Lincoln, Vampire Hunter misses the mark
BY FIRAS AL-ATRAQCHI
It shouldn’t have been very hard to promote “Abraham Lincoln: Vampire Hunter.”
The title, after all, is perhaps the film’s strongest marketing tool. Attuned to the social manifestations gripping America today, the film (and its title) plays to both the need for strong leadership qualities in a president and contemporary pop culture’s baffling obsession with the vampire genre.
What could be more titillating than having America’s iconic President Abraham Lincoln, the visionary emancipator of slaves and the great unifier of a nation nearly torn apart in 1861, taking to arms himself and doing battles with the ghouls of hell?
At least that’s what the previews attempt to sell the audience. Boy was I suckered in.
Instead, the film is a convoluted harried mess of historic hogwash mixed into a rewriting of the undead mythos to produce yet another generic vampire story that can go in the trash bin with all the other B movies that try to cash in on the public’s fantasy of bloodsuckers.
Except this is a money sucker and doesn’t give you eternal life in return.
For one thing, there is no star quality here to keep us even remotely engaged. Unknown actor Benjamin Walker plays the elderly Lincoln, while 20-something Lincoln is played by Joseph Mawle, better known from the “Game of Thrones” series. Why they needed two actors for Lincoln as an adult is anyone’s guess.
The only actor that stands out is Rufus Sewell in the role of the 5,000-year-old godfather vampire who is perhaps best known for his 1998 role in the sci-fi cult classic “Dark City.” But even here, Sewell’s characterization of Adam, the prince of the undead, is undersold, which is a shame because Sewell can play bad guys in exquisite diabolical fashion if given the proper script and story to work with. This could have been another Al Pacino in “The Devil’s Advocate;” but what we get instead is “Dennis the Menace.”

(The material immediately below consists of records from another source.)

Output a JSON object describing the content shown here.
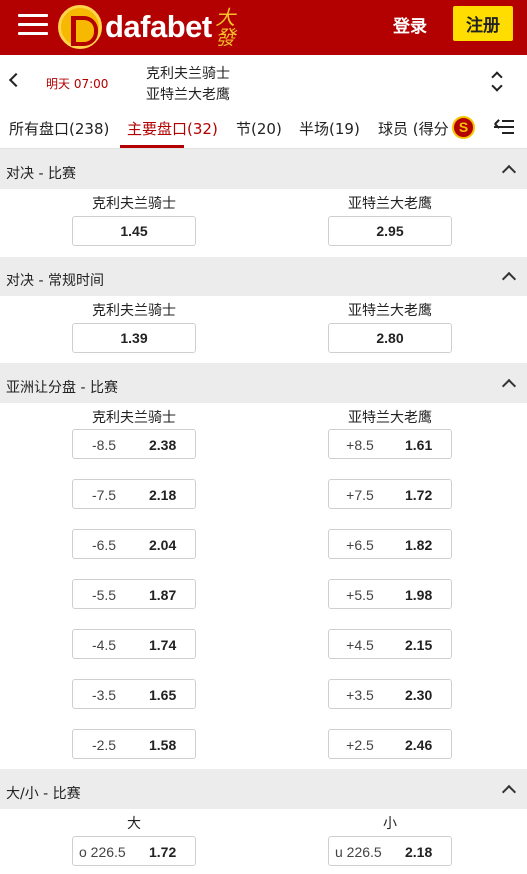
{
  "header": {
    "brand": "dafabet",
    "brand_cjk": "大發",
    "login_label": "登录",
    "register_label": "注册"
  },
  "match": {
    "time": "明天 07:00",
    "home": "克利夫兰骑士",
    "away": "亚特兰大老鹰"
  },
  "tabs": [
    {
      "label": "所有盘口(238)"
    },
    {
      "label": "主要盘口(32)"
    },
    {
      "label": "节(20)"
    },
    {
      "label": "半场(19)"
    },
    {
      "label": "球员 (得分"
    }
  ],
  "tabs_badge": "S",
  "sections": [
    {
      "title": "对决 - 比赛",
      "home_label": "克利夫兰骑士",
      "away_label": "亚特兰大老鹰",
      "home_price": "1.45",
      "away_price": "2.95"
    },
    {
      "title": "对决 - 常规时间",
      "home_label": "克利夫兰骑士",
      "away_label": "亚特兰大老鹰",
      "home_price": "1.39",
      "away_price": "2.80"
    },
    {
      "title": "亚洲让分盘 - 比赛",
      "home_label": "克利夫兰骑士",
      "away_label": "亚特兰大老鹰",
      "rows": [
        {
          "home_line": "-8.5",
          "home_price": "2.38",
          "away_line": "+8.5",
          "away_price": "1.61"
        },
        {
          "home_line": "-7.5",
          "home_price": "2.18",
          "away_line": "+7.5",
          "away_price": "1.72"
        },
        {
          "home_line": "-6.5",
          "home_price": "2.04",
          "away_line": "+6.5",
          "away_price": "1.82"
        },
        {
          "home_line": "-5.5",
          "home_price": "1.87",
          "away_line": "+5.5",
          "away_price": "1.98"
        },
        {
          "home_line": "-4.5",
          "home_price": "1.74",
          "away_line": "+4.5",
          "away_price": "2.15"
        },
        {
          "home_line": "-3.5",
          "home_price": "1.65",
          "away_line": "+3.5",
          "away_price": "2.30"
        },
        {
          "home_line": "-2.5",
          "home_price": "1.58",
          "away_line": "+2.5",
          "away_price": "2.46"
        }
      ]
    },
    {
      "title": "大/小 - 比赛",
      "over_label": "大",
      "under_label": "小",
      "over_line": "o 226.5",
      "over_price": "1.72",
      "under_line": "u 226.5",
      "under_price": "2.18"
    }
  ],
  "colors": {
    "brand_red": "#b30000",
    "register_yellow": "#ffdd00",
    "logo_gold": "#f6b800"
  }
}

I expected Adam to get the best lines — or at least script that competes with some of Lincoln’s historic addresses — but instead he is reduced to the same trivial trash talk one expects from third-rate vampires in an afternoon cartoon.
The film opens with pre-pubescent Abraham who is already aware of the injustices inflicted on African slaves in the new America. For the first 10 minutes, the film looks interesting as it sways on the edge of revealing the origins of the upbringing that molded a future president who would save a nation.
Instead, screenwriter Seth Grahame-Smith, who adapted the story from his own book of the same name, focuses on how vampires came to dominate the slave trade in America’s south.
Grahame-Smith, a TV scriptwriter also known for his mish-mash novel “Pride and Prejudice and Zombies,” fails to either develop Lincoln into a likable character or write an engaging vampire sub-story and timeline. Lincoln comes across as an arrogant, clumsy, and annoyingly insecure man with little interest in politics except for the fact that being a man of influence could help in the war against the vampires.
The vampires — seeking to rule the US? Meh, what else is new? This line has been written into every film and television series, from “Daybreakers” and “True Blood” to “Underworld,” “Blade” and many more.
And then there is the overused cliché of having a master vampire-hunter educate and train the young Lincoln on the art of decapitating the undead. All I could think of was how Jackie Chan would have fared in that role.
In fact, Grahame-Smith’s Lincoln comes across as such a dork that I couldn’t wait until his assassination scene; except that was skipped in favor of time travel to where else — the Lincoln Memorial, of course — and the search for another vampire hunter. Er, Buffy?
Don’t watch this terrible film. It is a waste of celluloid, and your time and money. At the end, this is a film hunting for an audience.
“Abraham Lincoln, Vampire Hunter” is currently showing in theaters in Cairo and Alexandria. –The Egypt Monocle